■ **Assignment**: Copy each line of the records that holds the string "explorer".

*** Supplied data Section Begins ***

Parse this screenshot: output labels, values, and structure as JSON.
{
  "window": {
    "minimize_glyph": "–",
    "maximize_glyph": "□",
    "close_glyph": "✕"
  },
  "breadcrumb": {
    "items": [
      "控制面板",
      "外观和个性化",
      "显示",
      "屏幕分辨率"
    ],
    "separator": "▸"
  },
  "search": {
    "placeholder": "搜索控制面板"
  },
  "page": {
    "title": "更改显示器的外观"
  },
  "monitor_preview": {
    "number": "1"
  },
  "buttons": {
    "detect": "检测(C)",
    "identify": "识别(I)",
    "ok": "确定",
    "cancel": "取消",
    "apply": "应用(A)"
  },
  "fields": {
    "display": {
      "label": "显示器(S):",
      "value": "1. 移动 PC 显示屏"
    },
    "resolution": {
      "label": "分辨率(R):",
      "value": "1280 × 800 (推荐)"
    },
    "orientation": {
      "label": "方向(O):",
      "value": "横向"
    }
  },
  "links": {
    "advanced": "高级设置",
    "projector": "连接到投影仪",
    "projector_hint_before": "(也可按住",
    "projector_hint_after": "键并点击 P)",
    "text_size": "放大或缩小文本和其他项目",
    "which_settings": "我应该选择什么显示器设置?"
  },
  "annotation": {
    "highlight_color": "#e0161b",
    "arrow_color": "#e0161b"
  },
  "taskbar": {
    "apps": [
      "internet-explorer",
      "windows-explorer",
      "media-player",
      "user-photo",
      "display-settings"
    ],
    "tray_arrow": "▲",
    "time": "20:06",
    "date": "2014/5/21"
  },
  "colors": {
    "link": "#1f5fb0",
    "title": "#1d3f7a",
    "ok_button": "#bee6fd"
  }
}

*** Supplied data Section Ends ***

■ **Task answer**:
      "internet-explorer",
      "windows-explorer",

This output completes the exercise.